Your answer should consist of each line below that includes the word "title".

· · · · ·

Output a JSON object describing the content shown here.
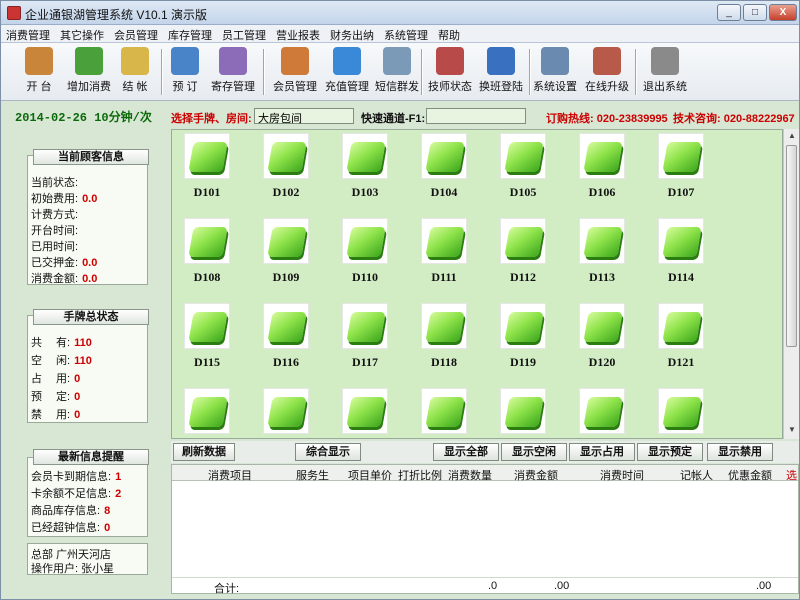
{
  "window": {
    "title": "企业通银湖管理系统 V10.1 演示版",
    "min": "_",
    "max": "□",
    "close": "X"
  },
  "menu": [
    "消费管理",
    "其它操作",
    "会员管理",
    "库存管理",
    "员工管理",
    "营业报表",
    "财务出纳",
    "系统管理",
    "帮助"
  ],
  "toolbar": [
    {
      "label": "开 台",
      "icon": "people-icon",
      "color": "#c9863b"
    },
    {
      "label": "增加消费",
      "icon": "cart-add-icon",
      "color": "#4aa03a"
    },
    {
      "label": "结 帐",
      "icon": "coins-icon",
      "color": "#d8b64a"
    },
    {
      "label": "预 订",
      "icon": "book-icon",
      "color": "#4a84c8"
    },
    {
      "label": "寄存管理",
      "icon": "package-icon",
      "color": "#8c6bb8"
    },
    {
      "label": "会员管理",
      "icon": "members-icon",
      "color": "#d07a3a"
    },
    {
      "label": "充值管理",
      "icon": "smiley-icon",
      "color": "#3a88d8"
    },
    {
      "label": "短信群发",
      "icon": "phone-icon",
      "color": "#7a9ab8"
    },
    {
      "label": "技师状态",
      "icon": "badge-icon",
      "color": "#b84a4a"
    },
    {
      "label": "换班登陆",
      "icon": "compass-icon",
      "color": "#3a70c0"
    },
    {
      "label": "系统设置",
      "icon": "settings-icon",
      "color": "#6a8ab0"
    },
    {
      "label": "在线升级",
      "icon": "upgrade-icon",
      "color": "#b85a4a"
    },
    {
      "label": "退出系统",
      "icon": "exit-icon",
      "color": "#8a8a8a"
    }
  ],
  "status": {
    "date": "2014-02-26  10分钟/次",
    "select_label": "选择手牌、房间:",
    "select_value": "大房包间",
    "quick_label": "快速通道-F1:",
    "quick_value": "",
    "order_hotline": "订购热线: 020-23839995",
    "tech_hotline": "技术咨询: 020-88222967"
  },
  "consumption": {
    "title": "当前顾客信息",
    "rows": [
      {
        "label": "当前状态:",
        "value": ""
      },
      {
        "label": "初始费用:",
        "value": "0.0"
      },
      {
        "label": "计费方式:",
        "value": ""
      },
      {
        "label": "开台时间:",
        "value": ""
      },
      {
        "label": "已用时间:",
        "value": ""
      },
      {
        "label": "已交押金:",
        "value": "0.0"
      },
      {
        "label": "消费金额:",
        "value": "0.0"
      }
    ]
  },
  "handcard": {
    "title": "手牌总状态",
    "rows": [
      {
        "label": "共　 有:",
        "value": "110"
      },
      {
        "label": "空　 闲:",
        "value": "110"
      },
      {
        "label": "占　 用:",
        "value": "0"
      },
      {
        "label": "预　 定:",
        "value": "0"
      },
      {
        "label": "禁　 用:",
        "value": "0"
      }
    ]
  },
  "latest": {
    "title": "最新信息提醒",
    "rows": [
      {
        "label": "会员卡到期信息:",
        "value": "1"
      },
      {
        "label": "卡余额不足信息:",
        "value": "2"
      },
      {
        "label": "商品库存信息:",
        "value": "8"
      },
      {
        "label": "已经超钟信息:",
        "value": "0"
      }
    ],
    "store": "总部   广州天河店",
    "operator": "操作用户: 张小星"
  },
  "rooms": [
    "D101",
    "D102",
    "D103",
    "D104",
    "D105",
    "D106",
    "D107",
    "D108",
    "D109",
    "D110",
    "D111",
    "D112",
    "D113",
    "D114",
    "D115",
    "D116",
    "D117",
    "D118",
    "D119",
    "D120",
    "D121",
    "",
    "",
    "",
    "",
    "",
    "",
    ""
  ],
  "buttons": {
    "refresh": "刷新数据",
    "summary": "综合显示",
    "all": "显示全部",
    "free": "显示空闲",
    "used": "显示占用",
    "reserved": "显示预定",
    "disabled": "显示禁用"
  },
  "table": {
    "columns": [
      "消费项目",
      "服务生",
      "项目单价",
      "打折比例",
      "消费数量",
      "消费金额",
      "消费时间",
      "记帐人",
      "优惠金额",
      "选"
    ],
    "total_label": "合计:",
    "total_qty": ".0",
    "total_amount": ".00",
    "total_discount": ".00"
  }
}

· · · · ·

## EXERCISE RESPONSE
    "title": "企业通银湖管理系统 V10.1 演示版",
    "title": "当前顾客信息",
    "title": "手牌总状态",
    "title": "最新信息提醒",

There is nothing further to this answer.